▶ **Task item**
Give the number of lines in the data below that contain "tell", and only that number.

(Records for the task begins)

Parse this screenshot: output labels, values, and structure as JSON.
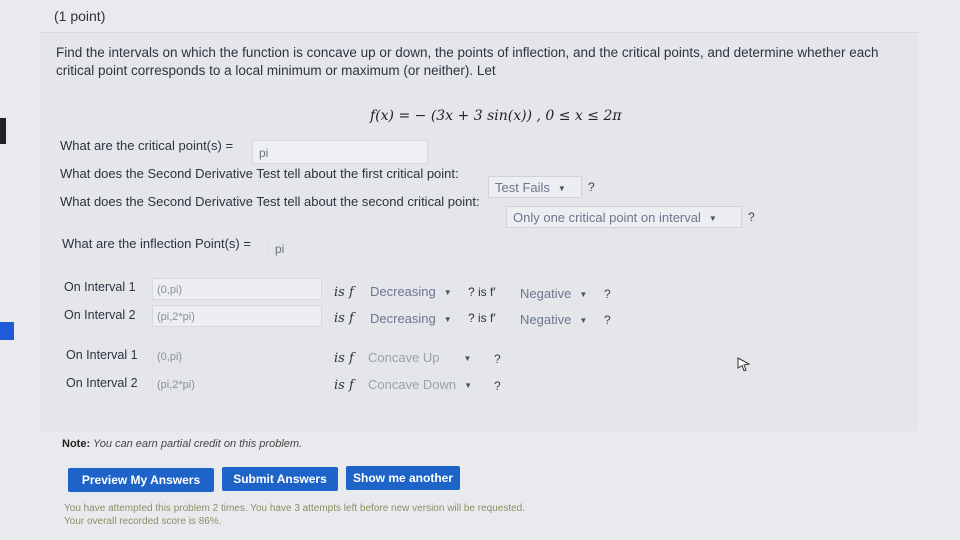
{
  "points": "(1 point)",
  "statement": "Find the intervals on which the function is concave up or down, the points of inflection, and the critical points, and determine whether each critical point corresponds to a local minimum or maximum (or neither). Let",
  "formula": "f(x) = − (3x + 3 sin(x)) , 0 ≤ x ≤ 2π",
  "critical": {
    "question": "What are the critical point(s) =",
    "value": "pi"
  },
  "second_test_1": {
    "question": "What does the Second Derivative Test tell about the first critical point:",
    "selected": "Test Fails",
    "help": "?"
  },
  "second_test_2": {
    "question": "What does the Second Derivative Test tell about the second critical point:",
    "selected": "Only one critical point on interval",
    "help": "?"
  },
  "inflection": {
    "question": "What are the inflection Point(s) =",
    "value": "pi"
  },
  "monotonic": [
    {
      "label": "On Interval 1",
      "interval": "(0,pi)",
      "is_f": "is f",
      "f_choice": "Decreasing",
      "mid": "? is f′",
      "fp_choice": "Negative",
      "help": "?"
    },
    {
      "label": "On Interval 2",
      "interval": "(pi,2*pi)",
      "is_f": "is f",
      "f_choice": "Decreasing",
      "mid": "? is f′",
      "fp_choice": "Negative",
      "help": "?"
    }
  ],
  "concavity": [
    {
      "label": "On Interval 1",
      "interval": "(0,pi)",
      "is_f": "is f",
      "choice": "Concave Up",
      "help": "?"
    },
    {
      "label": "On Interval 2",
      "interval": "(pi,2*pi)",
      "is_f": "is f",
      "choice": "Concave Down",
      "help": "?"
    }
  ],
  "note": {
    "bold": "Note:",
    "text": "You can earn partial credit on this problem."
  },
  "buttons": {
    "preview": "Preview My Answers",
    "submit": "Submit Answers",
    "another": "Show me another"
  },
  "attempts": {
    "line1": "You have attempted this problem 2 times. You have 3 attempts left before new version will be requested.",
    "line2": "Your overall recorded score is 86%."
  },
  "colors": {
    "button": "#1e64c8",
    "accent": "#1e5bd8"
  }
}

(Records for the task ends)

▶ **Response**
2